Rep. 493. Houlton o. Duon (Minn.), 61 N. W. 10 Friend o. Miller (Kan.), 34 Pac. Rep. Rep. 898; but spe contra Houlton v. Nichol
397. (Wis.). 67 N W. Rep. 715.
11 In re Brule (D. C.), 71 Fed. Rep. 943. • Basket 0. Moss (N. C.), 20 S. E. Rep. 12 Robinson v. Patterson (Sup. Ct. Mich.), 733
July, 1888; Schlass 0. Hewlett (Ala.). 1 Edwards o. Randle (Ark.), 38 S. W. So. Rep. 263.
favor,' or to influence legislators,' and similar undertakings, are illegal contracts, and will not be enforced by our courts.'
75. The Undertaking Must Not be Contrary to Federal or State Laws, or in Disregard of Police Regulations or City Ordinances. It is not necessary that the parties should actually contract to do the acts specially prohibited, but it is sufficient if the tendency is to subvert the laws, or overthrow, defraud, or injure the government or its institutions. If the contract is made for the purpose of using the subject matter in a manner prohibited by law there can be no recovery on the contract.' Mere knowledge of the use to which the things are to be put will prevent recovery for them if the act prohibited amounts to a felony. Knowledge alone, even if the act does not amount to a felony, will preclude recovery in England. In short if the agreement is to do anything to facilitate the doing of an unlawful act it is invalid, and there can be no recovery. A case in trade is reported where a quantity of candy and silverware was sold, to be put up in “prize candy packages”; it was held that the transaction, having been for the purpose of aiding in a lottery, which was prohibited by the New York statutes, it was void and that no recovery could be had upon the contract.'
76. The Contract Must Not be to Invade Property Rights, to commit or to Maintain a Nuisance, to Obstruct a Public Way or Stream, or to Commit a Trespass.- Some cases of interest to engineers and contractors will best demonstrate these points of contract law.

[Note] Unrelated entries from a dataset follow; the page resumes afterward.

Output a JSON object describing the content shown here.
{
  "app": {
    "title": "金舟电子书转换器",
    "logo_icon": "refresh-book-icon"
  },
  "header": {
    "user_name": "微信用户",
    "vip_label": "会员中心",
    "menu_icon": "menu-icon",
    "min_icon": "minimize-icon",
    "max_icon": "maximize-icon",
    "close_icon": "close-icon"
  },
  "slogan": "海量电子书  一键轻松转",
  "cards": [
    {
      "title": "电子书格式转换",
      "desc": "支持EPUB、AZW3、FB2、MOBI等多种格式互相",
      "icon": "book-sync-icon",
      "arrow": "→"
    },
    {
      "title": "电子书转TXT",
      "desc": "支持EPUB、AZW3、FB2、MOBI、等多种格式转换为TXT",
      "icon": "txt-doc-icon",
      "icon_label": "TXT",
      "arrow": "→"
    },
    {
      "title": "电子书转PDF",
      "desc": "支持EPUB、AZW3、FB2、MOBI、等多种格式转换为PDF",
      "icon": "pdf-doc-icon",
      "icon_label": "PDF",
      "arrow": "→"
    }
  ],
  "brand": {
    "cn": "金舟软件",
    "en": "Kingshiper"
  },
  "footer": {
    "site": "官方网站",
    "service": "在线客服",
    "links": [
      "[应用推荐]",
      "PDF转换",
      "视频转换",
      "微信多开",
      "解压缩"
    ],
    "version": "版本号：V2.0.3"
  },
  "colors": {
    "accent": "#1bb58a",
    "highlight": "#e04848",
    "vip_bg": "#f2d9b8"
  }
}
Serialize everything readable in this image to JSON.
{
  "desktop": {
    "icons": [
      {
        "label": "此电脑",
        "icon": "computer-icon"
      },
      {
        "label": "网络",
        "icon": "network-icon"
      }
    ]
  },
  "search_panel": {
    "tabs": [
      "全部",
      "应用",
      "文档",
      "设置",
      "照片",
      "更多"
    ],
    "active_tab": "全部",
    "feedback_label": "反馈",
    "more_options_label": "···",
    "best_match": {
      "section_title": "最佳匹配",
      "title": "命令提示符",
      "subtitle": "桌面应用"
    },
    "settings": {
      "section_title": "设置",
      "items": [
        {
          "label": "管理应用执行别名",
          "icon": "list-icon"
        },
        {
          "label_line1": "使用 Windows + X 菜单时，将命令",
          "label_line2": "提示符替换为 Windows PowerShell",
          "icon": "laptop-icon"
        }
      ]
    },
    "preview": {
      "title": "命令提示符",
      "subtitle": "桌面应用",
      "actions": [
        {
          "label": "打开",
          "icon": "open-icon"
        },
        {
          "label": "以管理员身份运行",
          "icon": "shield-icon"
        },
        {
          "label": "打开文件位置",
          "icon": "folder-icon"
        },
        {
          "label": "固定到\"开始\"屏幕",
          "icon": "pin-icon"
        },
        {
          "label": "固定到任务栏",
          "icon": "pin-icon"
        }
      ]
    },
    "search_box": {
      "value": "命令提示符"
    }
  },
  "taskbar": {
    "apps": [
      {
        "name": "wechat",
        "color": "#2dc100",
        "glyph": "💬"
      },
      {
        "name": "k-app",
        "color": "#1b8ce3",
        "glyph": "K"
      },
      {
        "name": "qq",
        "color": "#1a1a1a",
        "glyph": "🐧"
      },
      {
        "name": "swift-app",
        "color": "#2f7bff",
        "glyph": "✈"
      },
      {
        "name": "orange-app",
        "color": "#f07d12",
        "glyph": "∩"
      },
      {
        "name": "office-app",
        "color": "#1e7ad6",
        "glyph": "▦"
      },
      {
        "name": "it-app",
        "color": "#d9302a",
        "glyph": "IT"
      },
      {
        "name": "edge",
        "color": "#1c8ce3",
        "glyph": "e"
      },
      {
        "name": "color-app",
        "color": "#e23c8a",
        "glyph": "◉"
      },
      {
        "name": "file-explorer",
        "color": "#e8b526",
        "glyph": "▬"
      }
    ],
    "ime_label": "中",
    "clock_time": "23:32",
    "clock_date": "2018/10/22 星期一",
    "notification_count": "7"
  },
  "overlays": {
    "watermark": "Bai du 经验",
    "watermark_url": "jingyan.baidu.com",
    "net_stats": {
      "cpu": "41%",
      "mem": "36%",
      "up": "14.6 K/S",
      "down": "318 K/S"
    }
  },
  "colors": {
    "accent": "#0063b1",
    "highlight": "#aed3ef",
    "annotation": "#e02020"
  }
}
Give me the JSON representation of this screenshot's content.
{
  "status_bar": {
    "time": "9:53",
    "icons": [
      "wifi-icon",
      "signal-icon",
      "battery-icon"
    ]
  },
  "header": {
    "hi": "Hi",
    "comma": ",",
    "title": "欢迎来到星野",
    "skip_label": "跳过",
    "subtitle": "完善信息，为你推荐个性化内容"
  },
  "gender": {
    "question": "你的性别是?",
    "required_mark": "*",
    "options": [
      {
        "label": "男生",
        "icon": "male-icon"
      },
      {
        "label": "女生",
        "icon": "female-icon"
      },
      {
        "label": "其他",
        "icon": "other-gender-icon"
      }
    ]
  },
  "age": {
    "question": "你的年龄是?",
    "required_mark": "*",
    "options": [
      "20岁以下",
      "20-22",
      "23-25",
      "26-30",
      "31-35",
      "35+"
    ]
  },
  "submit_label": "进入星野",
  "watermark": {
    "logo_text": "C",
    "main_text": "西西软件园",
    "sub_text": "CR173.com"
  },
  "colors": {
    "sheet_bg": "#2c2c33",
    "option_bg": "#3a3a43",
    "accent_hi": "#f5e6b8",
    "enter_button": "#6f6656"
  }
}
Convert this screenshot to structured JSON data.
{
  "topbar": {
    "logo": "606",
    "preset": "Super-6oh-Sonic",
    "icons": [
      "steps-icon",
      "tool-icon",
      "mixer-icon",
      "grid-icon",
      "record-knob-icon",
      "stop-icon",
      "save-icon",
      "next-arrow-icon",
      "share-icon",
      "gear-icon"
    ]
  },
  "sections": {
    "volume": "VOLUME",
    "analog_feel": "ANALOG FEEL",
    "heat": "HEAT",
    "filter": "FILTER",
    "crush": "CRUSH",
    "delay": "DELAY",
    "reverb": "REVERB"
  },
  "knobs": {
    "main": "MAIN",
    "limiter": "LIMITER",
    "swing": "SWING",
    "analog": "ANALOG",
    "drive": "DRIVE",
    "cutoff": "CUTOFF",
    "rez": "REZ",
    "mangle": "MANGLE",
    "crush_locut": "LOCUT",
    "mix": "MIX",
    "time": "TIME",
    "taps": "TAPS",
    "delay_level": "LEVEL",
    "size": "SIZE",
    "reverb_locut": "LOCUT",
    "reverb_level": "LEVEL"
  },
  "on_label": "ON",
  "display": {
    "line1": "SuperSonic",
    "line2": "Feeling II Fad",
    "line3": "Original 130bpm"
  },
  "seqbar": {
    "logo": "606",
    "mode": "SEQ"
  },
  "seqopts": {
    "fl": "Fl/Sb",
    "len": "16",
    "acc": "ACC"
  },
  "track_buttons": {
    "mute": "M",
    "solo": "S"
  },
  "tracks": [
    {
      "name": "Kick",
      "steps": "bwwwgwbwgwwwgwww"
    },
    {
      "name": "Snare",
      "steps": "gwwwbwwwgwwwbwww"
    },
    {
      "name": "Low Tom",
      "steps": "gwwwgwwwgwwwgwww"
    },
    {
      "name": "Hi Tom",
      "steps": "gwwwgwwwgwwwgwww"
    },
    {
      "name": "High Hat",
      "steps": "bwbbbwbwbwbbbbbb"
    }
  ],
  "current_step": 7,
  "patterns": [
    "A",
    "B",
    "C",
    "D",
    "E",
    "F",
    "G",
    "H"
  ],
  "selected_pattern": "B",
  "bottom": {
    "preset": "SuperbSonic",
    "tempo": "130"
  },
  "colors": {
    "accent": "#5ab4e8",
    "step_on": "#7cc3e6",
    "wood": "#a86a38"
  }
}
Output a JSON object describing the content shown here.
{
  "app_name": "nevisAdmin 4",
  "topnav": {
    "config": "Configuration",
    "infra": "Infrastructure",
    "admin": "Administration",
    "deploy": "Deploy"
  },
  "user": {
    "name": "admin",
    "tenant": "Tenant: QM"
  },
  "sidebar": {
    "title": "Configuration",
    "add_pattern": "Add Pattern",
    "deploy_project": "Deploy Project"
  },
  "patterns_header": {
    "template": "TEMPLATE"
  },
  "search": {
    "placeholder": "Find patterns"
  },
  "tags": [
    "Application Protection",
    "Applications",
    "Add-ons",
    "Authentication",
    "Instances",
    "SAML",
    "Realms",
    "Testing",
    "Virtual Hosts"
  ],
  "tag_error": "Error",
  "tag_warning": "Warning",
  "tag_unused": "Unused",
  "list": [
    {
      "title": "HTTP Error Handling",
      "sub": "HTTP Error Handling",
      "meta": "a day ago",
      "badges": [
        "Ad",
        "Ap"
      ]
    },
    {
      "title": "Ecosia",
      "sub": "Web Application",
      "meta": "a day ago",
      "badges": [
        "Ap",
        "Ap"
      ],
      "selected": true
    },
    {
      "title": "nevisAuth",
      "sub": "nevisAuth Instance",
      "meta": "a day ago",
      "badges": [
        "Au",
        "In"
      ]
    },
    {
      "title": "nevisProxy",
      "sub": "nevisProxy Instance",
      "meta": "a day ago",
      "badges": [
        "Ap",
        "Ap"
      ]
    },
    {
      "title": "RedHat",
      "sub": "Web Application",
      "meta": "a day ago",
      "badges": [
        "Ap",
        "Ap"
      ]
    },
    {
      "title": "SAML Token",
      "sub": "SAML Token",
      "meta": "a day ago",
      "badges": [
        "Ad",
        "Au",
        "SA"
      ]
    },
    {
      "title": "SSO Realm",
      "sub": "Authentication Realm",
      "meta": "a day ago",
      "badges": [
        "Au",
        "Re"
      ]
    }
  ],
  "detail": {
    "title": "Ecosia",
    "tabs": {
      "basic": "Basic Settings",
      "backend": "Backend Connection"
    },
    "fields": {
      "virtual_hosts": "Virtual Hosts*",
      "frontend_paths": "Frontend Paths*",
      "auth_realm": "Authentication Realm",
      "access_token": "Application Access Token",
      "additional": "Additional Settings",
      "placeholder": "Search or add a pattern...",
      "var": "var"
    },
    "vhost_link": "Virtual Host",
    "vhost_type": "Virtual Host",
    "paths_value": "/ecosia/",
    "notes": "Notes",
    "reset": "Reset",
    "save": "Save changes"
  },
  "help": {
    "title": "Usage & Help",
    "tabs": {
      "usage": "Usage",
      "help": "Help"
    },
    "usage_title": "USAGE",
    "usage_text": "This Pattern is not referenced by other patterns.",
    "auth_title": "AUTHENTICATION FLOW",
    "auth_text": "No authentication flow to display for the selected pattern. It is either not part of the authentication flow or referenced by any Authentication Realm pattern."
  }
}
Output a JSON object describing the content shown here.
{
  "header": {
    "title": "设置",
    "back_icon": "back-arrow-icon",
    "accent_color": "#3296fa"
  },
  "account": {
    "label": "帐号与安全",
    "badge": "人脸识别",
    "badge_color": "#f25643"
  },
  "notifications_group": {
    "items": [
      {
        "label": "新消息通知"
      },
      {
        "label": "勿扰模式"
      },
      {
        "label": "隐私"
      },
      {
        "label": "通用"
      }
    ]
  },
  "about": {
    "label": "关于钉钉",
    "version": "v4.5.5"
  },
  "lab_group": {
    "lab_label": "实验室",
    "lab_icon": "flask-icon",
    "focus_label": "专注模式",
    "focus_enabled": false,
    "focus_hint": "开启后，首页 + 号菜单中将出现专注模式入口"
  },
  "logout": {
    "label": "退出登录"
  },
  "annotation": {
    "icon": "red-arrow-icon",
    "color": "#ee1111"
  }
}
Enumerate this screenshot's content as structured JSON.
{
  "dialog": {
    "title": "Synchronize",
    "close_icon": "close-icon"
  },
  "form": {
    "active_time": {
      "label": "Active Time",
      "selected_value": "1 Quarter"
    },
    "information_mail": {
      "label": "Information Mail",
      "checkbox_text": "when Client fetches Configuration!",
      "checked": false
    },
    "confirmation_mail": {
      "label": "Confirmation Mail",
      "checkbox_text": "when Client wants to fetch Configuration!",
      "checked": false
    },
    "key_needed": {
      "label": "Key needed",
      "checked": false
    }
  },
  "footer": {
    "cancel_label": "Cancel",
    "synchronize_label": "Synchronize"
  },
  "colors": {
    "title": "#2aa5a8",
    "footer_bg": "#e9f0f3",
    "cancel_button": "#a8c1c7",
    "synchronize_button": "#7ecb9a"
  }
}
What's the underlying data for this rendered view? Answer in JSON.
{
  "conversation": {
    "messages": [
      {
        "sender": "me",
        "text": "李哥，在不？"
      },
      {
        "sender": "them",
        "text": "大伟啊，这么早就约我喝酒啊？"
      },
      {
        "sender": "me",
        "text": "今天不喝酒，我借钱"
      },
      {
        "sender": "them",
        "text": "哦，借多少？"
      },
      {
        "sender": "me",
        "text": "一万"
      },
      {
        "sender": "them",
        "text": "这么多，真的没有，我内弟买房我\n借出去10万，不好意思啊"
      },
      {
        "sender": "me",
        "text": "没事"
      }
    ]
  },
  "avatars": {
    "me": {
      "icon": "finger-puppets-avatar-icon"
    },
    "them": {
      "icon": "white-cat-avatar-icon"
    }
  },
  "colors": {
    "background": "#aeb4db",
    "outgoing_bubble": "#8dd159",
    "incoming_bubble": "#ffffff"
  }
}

Thus it is submitted that a contract to erect a bridge over, or a tunnel under, the Hudson River at New York, entered into before the necessary franchise had been obtained from the state and Federal governments would not be a binding obligation; or a contract to drive piles or build a pier out into the bay beyond the harbor-line; or to do work that would necessarily obstruct a public street or waterway. A contract to build a railroad or canal through a state, territory, or reservation, entered into before the corporation had obtained its franchise or authority from the state to build, would not be a valid contract; certainly the contractor could not be required to fulfill his contract until the necessary license and permission had been obtained. Such cases come up not infrequently; such are contracts to construct waterworks or irrigation ditches, canals or sewers when the appropriation or pollution of the water would be an unlawful act, or to drive a tunnel under a government fortress, as occurred on the West Shore Railroad at West Point. The question has been asked
:3 Feil. Rep. 1; Hager v. Callin. 18 Hun 62 Keener's Cases on Quasi-Contracts 448 (1879); Staunton v. Parker, 19 Hun 55 35, note. (1879).
? Hull v. Ruggles, 56 N Y. 424: see also 2 2 Amer. & Eng Ency Law 366.
Arnot o. Coul Co.. 68 N Y. 5:8; and Lynch 3 See a goo i coll. ction of cases in 9 Amer. v. Resenthal (Ind.), 42 N. E. Rep. 1103, & Eng. Ency. Law 879–930.
a contract for sale of lots to subscribers to 4 Cravan v. Bryce, 3 B. & Ald. 179; Mc. be determined by lot, held void. Kimmel v. Robinson, 3 M. & W. 434.
o Wbitfield v. Zellnor, 2 Cushman (Miss.) 5 Habaner v Doane, 12 Wall. 342; but 663, work enjoined as a nuisance. sce Fedder o. Odorn, 2 Heisk. 68.